Segment Start: GIVEN INFORMATION

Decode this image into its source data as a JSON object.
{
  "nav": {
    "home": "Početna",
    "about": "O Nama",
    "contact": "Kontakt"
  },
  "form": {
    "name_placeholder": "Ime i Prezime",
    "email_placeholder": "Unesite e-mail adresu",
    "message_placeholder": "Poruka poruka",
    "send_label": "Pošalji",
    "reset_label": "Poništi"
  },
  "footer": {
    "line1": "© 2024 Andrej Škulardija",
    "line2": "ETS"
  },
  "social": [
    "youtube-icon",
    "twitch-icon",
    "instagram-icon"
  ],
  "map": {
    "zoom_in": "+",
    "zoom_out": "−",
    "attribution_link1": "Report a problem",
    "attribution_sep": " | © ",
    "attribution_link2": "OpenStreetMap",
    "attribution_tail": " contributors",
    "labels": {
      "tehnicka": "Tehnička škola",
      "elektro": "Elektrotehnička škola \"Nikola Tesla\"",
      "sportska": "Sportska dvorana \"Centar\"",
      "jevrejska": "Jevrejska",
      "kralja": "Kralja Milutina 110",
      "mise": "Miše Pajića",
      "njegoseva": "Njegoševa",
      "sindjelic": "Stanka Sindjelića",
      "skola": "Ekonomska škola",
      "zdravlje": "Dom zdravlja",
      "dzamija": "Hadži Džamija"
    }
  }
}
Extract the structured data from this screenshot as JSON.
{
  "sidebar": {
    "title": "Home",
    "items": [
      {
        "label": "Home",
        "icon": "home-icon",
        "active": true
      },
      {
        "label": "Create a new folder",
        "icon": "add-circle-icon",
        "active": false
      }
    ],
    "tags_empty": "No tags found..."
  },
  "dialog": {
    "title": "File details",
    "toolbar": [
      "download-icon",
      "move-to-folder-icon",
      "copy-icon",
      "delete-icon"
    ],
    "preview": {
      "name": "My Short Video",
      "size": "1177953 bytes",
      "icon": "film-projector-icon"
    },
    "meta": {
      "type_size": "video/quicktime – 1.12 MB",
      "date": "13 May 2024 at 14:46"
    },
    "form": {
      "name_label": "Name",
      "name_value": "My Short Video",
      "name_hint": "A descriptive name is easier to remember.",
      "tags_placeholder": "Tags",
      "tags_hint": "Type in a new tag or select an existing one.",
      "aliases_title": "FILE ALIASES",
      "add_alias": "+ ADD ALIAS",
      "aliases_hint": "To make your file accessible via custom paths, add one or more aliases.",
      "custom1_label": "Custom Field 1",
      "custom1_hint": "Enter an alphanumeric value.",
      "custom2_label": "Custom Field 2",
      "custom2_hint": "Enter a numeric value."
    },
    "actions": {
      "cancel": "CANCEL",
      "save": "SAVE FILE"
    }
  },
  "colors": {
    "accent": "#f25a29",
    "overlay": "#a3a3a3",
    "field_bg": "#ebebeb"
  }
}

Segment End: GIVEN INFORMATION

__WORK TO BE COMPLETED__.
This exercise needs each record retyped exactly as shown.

__SOLUTION__.
Decode this image into its source data as a JSON object.
{
  "nav": {
    "home": "Početna",
    "about": "O Nama",
    "contact": "Kontakt"
  },
  "form": {
    "name_placeholder": "Ime i Prezime",
    "email_placeholder": "Unesite e-mail adresu",
    "message_placeholder": "Poruka poruka",
    "send_label": "Pošalji",
    "reset_label": "Poništi"
  },
  "footer": {
    "line1": "© 2024 Andrej Škulardija",
    "line2": "ETS"
  },
  "social": [
    "youtube-icon",
    "twitch-icon",
    "instagram-icon"
  ],
  "map": {
    "zoom_in": "+",
    "zoom_out": "−",
    "attribution_link1": "Report a problem",
    "attribution_sep": " | © ",
    "attribution_link2": "OpenStreetMap",
    "attribution_tail": " contributors",
    "labels": {
      "tehnicka": "Tehnička škola",
      "elektro": "Elektrotehnička škola \"Nikola Tesla\"",
      "sportska": "Sportska dvorana \"Centar\"",
      "jevrejska": "Jevrejska",
      "kralja": "Kralja Milutina 110",
      "mise": "Miše Pajića",
      "njegoseva": "Njegoševa",
      "sindjelic": "Stanka Sindjelića",
      "skola": "Ekonomska škola",
      "zdravlje": "Dom zdravlja",
      "dzamija": "Hadži Džamija"
    }
  }
}
Extract the structured data from this screenshot as JSON.
{
  "sidebar": {
    "title": "Home",
    "items": [
      {
        "label": "Home",
        "icon": "home-icon",
        "active": true
      },
      {
        "label": "Create a new folder",
        "icon": "add-circle-icon",
        "active": false
      }
    ],
    "tags_empty": "No tags found..."
  },
  "dialog": {
    "title": "File details",
    "toolbar": [
      "download-icon",
      "move-to-folder-icon",
      "copy-icon",
      "delete-icon"
    ],
    "preview": {
      "name": "My Short Video",
      "size": "1177953 bytes",
      "icon": "film-projector-icon"
    },
    "meta": {
      "type_size": "video/quicktime – 1.12 MB",
      "date": "13 May 2024 at 14:46"
    },
    "form": {
      "name_label": "Name",
      "name_value": "My Short Video",
      "name_hint": "A descriptive name is easier to remember.",
      "tags_placeholder": "Tags",
      "tags_hint": "Type in a new tag or select an existing one.",
      "aliases_title": "FILE ALIASES",
      "add_alias": "+ ADD ALIAS",
      "aliases_hint": "To make your file accessible via custom paths, add one or more aliases.",
      "custom1_label": "Custom Field 1",
      "custom1_hint": "Enter an alphanumeric value.",
      "custom2_label": "Custom Field 2",
      "custom2_hint": "Enter a numeric value."
    },
    "actions": {
      "cancel": "CANCEL",
      "save": "SAVE FILE"
    }
  },
  "colors": {
    "accent": "#f25a29",
    "overlay": "#a3a3a3",
    "field_bg": "#ebebeb"
  }
}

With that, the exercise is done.